Our local guide, Roberto, bringing us though the Siq
An old Beduin man playing a traditional instrument
The Nabateans were masters at controlling the desert's sparse water resources
Coming to the end of the Siq, channeling our Indiana Jones Last Crusade, to come to . . .
. . .  this! The famous tomb, perhaps of King Aretas IV, known as "The Treasury." Aretas' daughter was married to Herod Antipas. When he divorced her to marry his brother's wife Herodias, the Nabatean king attached the Herodian tetrarch.
Because we only had about 5 hours (not that much time for such a huge, interesting site that requires a lot of walking and climbing), after we did the usual introductory approach to the Treasury, we kind of hurried through the city area, looking briefly at the theater cut into the hill, the Great Temple, and the interesting Egyptian-influenced building now called Qasr-al-Bint ("Palace of the Daughter," ostensibly built for a daughter of a Pharaoh, though that is necessarily an anachronistic and incorrect identification).
The rock-cut theater


Many more tombs are cut into the cliffs surrounding the city site of Petra


Blooming oleander splashes color among the ruins of Petra
 Our real goal was to climb the 800-some steps up to "the Monastery," an even larger version of the Treasury. Rachel spent 8 weeks here last summer with the BYU team under Cyndy Finlayson, excavating a large water pool and water works complex called the Great Circle.
800 steps lead up to the Monastery

Standing with Rachel in front of the Great Circle pool where she worked last summer
Close-up of some of the Great Circle excavation

The Monastery
While it was fun to see where Rachel had worked, what was even more touching was how many of the Beduin girls and old men who sell trinkets along the climb remembered her and wanted to clasp her and tell her how sweet she was. And when I told them, Hiye binti ("She's my daughter!"), they pulled me into their embrace as well. One wrapped me in a khefiyah, telling me that I was the father of a fine daughter. A sweet, old, old woman, who does not speak a lick of English, kissed and stroked her cheeks and made us each sit beside her while she patted our hands.

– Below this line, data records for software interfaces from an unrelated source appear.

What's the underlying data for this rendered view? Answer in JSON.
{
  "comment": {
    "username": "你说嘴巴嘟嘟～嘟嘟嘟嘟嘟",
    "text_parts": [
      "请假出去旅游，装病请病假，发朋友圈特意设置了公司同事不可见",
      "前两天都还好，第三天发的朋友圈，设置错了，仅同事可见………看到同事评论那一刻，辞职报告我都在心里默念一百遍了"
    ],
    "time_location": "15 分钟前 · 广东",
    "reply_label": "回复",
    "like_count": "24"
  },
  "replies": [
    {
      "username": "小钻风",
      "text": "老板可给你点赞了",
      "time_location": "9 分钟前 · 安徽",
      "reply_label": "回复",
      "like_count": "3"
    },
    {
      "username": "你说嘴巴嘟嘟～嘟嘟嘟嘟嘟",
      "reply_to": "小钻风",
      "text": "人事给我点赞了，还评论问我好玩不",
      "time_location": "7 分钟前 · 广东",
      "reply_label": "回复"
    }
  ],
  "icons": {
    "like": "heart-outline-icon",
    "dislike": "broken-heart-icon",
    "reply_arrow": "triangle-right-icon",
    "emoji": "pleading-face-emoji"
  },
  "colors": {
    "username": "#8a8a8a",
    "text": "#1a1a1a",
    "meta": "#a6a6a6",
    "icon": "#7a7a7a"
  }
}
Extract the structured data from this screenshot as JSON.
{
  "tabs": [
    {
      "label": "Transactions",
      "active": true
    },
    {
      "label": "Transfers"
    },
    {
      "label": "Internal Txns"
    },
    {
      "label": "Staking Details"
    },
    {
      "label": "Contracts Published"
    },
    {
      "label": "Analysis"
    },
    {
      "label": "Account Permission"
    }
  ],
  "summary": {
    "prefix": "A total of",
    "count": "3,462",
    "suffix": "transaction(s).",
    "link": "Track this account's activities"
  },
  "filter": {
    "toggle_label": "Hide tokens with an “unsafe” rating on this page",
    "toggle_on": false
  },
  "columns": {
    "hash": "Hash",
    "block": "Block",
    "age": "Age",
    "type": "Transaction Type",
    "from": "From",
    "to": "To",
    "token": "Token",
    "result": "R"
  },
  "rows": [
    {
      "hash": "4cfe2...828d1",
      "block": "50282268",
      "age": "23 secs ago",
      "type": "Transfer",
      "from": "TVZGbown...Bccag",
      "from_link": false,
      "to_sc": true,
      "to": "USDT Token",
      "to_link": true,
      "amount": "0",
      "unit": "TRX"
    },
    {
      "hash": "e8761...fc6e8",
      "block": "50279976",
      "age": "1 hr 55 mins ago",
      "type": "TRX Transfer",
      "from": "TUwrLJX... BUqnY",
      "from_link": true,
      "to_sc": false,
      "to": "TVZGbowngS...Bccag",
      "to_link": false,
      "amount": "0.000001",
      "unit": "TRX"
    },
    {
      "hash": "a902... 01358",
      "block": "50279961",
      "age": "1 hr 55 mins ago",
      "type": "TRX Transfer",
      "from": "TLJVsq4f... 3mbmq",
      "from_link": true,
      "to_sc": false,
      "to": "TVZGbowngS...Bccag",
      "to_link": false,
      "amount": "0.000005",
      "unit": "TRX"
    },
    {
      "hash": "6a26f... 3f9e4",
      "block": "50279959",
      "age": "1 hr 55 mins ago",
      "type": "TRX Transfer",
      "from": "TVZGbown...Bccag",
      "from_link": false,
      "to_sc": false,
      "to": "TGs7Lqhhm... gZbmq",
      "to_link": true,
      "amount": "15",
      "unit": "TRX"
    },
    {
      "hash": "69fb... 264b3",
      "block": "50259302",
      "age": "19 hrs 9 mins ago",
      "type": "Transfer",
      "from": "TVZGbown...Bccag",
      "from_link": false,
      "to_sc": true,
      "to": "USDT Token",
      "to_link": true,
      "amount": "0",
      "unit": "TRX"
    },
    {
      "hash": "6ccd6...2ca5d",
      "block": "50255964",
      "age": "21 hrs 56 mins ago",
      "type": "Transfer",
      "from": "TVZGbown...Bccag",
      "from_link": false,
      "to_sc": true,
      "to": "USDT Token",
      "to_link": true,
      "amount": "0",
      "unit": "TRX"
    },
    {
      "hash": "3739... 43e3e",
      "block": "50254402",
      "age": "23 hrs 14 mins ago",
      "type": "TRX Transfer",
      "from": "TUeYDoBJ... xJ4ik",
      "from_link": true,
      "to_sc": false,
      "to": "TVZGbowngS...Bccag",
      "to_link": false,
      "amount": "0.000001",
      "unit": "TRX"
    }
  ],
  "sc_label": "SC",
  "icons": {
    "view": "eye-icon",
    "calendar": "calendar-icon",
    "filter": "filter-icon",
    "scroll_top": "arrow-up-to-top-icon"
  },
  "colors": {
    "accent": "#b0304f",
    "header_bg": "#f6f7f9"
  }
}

Then there was the frantic race to get all the way back down the mountain, through the city, up the Siq, and up the long road to the bus area. As always, we mistimed it and had to walk and double-time. It was not enough: we were going to be late though I had warned the others in our group not to do just that. We had joined with some friends, some of whom took horse carts up. We did not want to pay the high price, but I finally got one for Rachel and my neighbor Ruby Beeston, which left here husband Bill and me to trot as fast as we could. It was not enough. As we got out of the siq and still had a long way to go, I broke down and rented horses for us. It was Bill's first time on a horse. I channeled my Dad and Grandpa and galloped most of the way, wishing I had my Indiana Jones hat back on rather than my gifted keffiyeh.

Beduin drivers taking tourists in 4x4's through Wadi Rum
Wadi Rum

This desert valley was known as "The Valley of the Romans" (Arabic, وادي رم) perhaps because many ascetic Byzantine monks (remember Byzantines = Greek-speaking, Christian Romans) withdrew to isolated spots like this to get away from the world and be with God. Because it is in so many ways a quintessential Arabian desert, movies such as "Lawrence of Arabia" and recently "The Martian" were filmed here.

We all piled into 4x4 pickup trucks and went on a mad drive through the sand. We stopped to look at interesting, really an ancient carvings of the mysterious Thamudic culture (kind of like the American Anastazi). We also stopped at a magnificent canyon lookout that gave us a view of the vast Plains of Midian, which gave us a chance to talk about the wanderings of the Children of Israel in the wilderness.

Thamudic petrogylphs

Looking out towards the Plains of Midian
 Then we went to a Beduin camp for a feast and to watch some dancing. It was quite a day!


1 comment:

  1. Thank you so much for sharing. Love all these postings. Fun to watch Rachel grow into such a beautiful sweet sister.